Suddenly the Tennessee Titans’ situation at quarterback does not look so bad.
At least Matt Hasselbeck has been the starter since the early days of training camp, when he and other free agents finally were allowed to practice with the team. Plus, he appeared in all four preseason games.
Relative to half the teams in the AFC South, that is a veritable wealth of experience within the scheme.
“He’s ready,” offensive coordinator Chris Palmer declared Wednesday. “He has done a good job and he has a handle on the offense. I expect him to play well.”
Thursday, Indianapolis’ Peyton Manning underwent a third neck surgery, one that is expected to keep him out a minimum of two months. Former Titans quarterback Kerry Collins, who signed two weeks ago following a brief retirement, was tabbed as the first man in 14 years — and other than Manning — to start at that spot for the Colts.
That news came two days after Jacksonville waived veteran David Garrard, its starter since 2007, and named journeyman Luke McCown the guy for Sunday’s season-opener against Tennessee (noon, CBS).
“Each day comes and you learn something different, learn something new,” Collins said Wednesday. “I really do feel like I’ve come a long way in a short period of time.
“Now that we’re in the game-planning, things are a little bit more focused and more centralized on what we’re trying to accomplish. So yeah, my comfort level is still pretty high.”
Only Houston's Matt Shaub, now in his fifth season as the Texans’ starter, won’t necessarily be learning on the job with the start of the regular season, which includes a pair of Week 1, AFC South matchups. In addition to the Titans-Jaguars game, the Colts and Texans will meet in Houston.

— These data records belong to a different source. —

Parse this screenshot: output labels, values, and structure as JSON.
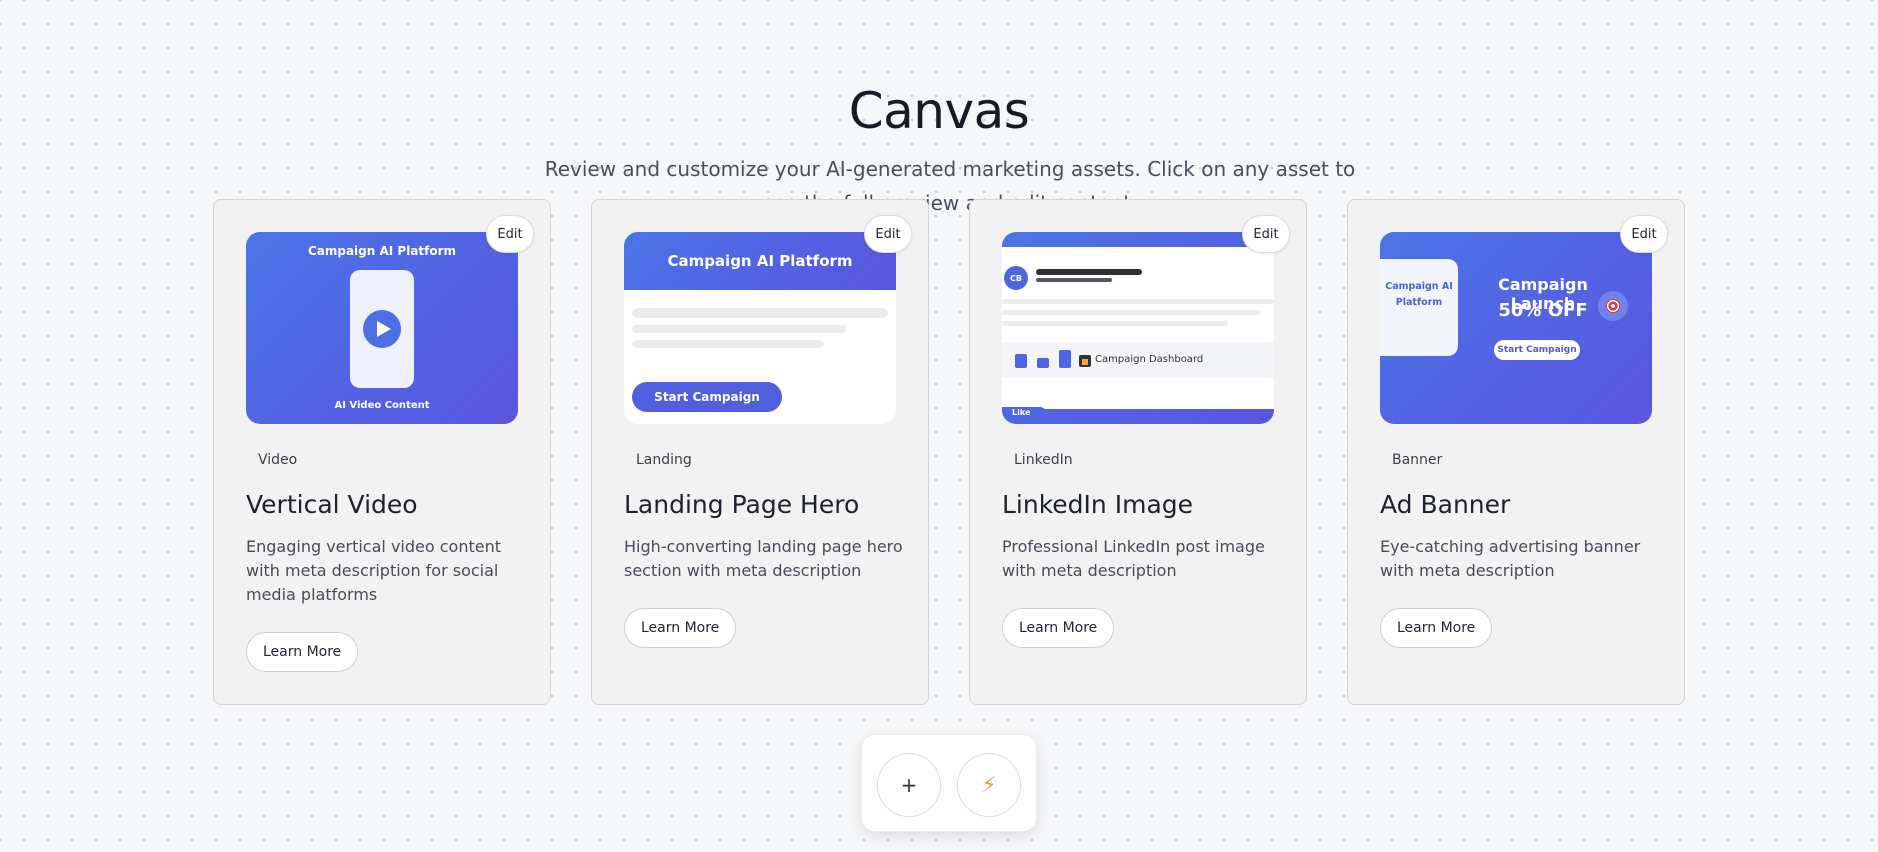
{
  "page": {
    "title": "Canvas",
    "subtitle": "Review and customize your AI-generated marketing assets. Click on any asset to see the full preview and edit content."
  },
  "cards": [
    {
      "edit_label": "Edit",
      "tag": "Video",
      "title": "Vertical Video",
      "description": "Engaging vertical video content with meta description for social media platforms",
      "button": "Learn More",
      "preview": {
        "title": "Campaign AI Platform",
        "subtitle": "AI Video Content"
      }
    },
    {
      "edit_label": "Edit",
      "tag": "Landing",
      "title": "Landing Page Hero",
      "description": "High-converting landing page hero section with meta description",
      "button": "Learn More",
      "preview": {
        "title": "Campaign AI Platform",
        "cta": "Start Campaign"
      }
    },
    {
      "edit_label": "Edit",
      "tag": "LinkedIn",
      "title": "LinkedIn Image",
      "description": "Professional LinkedIn post image with meta description",
      "button": "Learn More",
      "preview": {
        "avatar": "CB",
        "strip_label": "Campaign Dashboard",
        "like": "Like"
      }
    },
    {
      "edit_label": "Edit",
      "tag": "Banner",
      "title": "Ad Banner",
      "description": "Eye-catching advertising banner with meta description",
      "button": "Learn More",
      "preview": {
        "box_text": "Campaign AI Platform",
        "headline": "Campaign Launch",
        "offer": "50% OFF",
        "cta": "Start Campaign"
      }
    }
  ],
  "toolbar": {
    "add_label": "+",
    "bolt_label": "⚡"
  },
  "colors": {
    "accent_gradient_start": "#4a74e6",
    "accent_gradient_end": "#5a55e0",
    "bolt": "#f0a23a"
  }
}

Shaub attempted 45 passes during the preseason, which was only three more than Hasselbeck did. By comparison, Collins and McCown combined for just 28 attempts (18 by McCown and 10 by Collins).
“My hope is just like there are on teams all across the league where there are new people in new places … that we can be winning games as we’re learning, as we’re getting better and as we’re working through things,” Hasselbeck said.
Hasselbeck, at least, brings with him to the Titans’ offense 10 years of experience as a starter with Seattle, just as Collins has an extensive background on which he can rely.
McCown, on the other hand, will make just his fifth start in an eight-year career when he takes the field against the Titans.
“I think you go into it every year thinking [the division] is wide open,” Tennessee coach Mike Munchak said. “We know the teams well, they know us well and I think every year, even though other people may think it’s wide-open, we look at it that way every year that there is no reason that we can’t win it.
“… We will worry about the other teams later, we don’t play them for a while. We got Jacksonville first and we know that we’ve got to win this one because division games mean so much.”
For the Titans, in this case, it is a division game in which they appear to have a significant advantage at the most important position on any football team.
“Obviously you want to win the first game — everyone does,” Hasselbeck said. “But actually, in Seattle, the year we went to the Super Bowl we lost the home opener to Jacksonville then won 12 or 13 games after that.
“It’s a great way to start, it’s a division game but it won’t make or break the whole season.”
He speaks from experience, and not all of Tennessee’s division rivals have a quarterback who can do the same.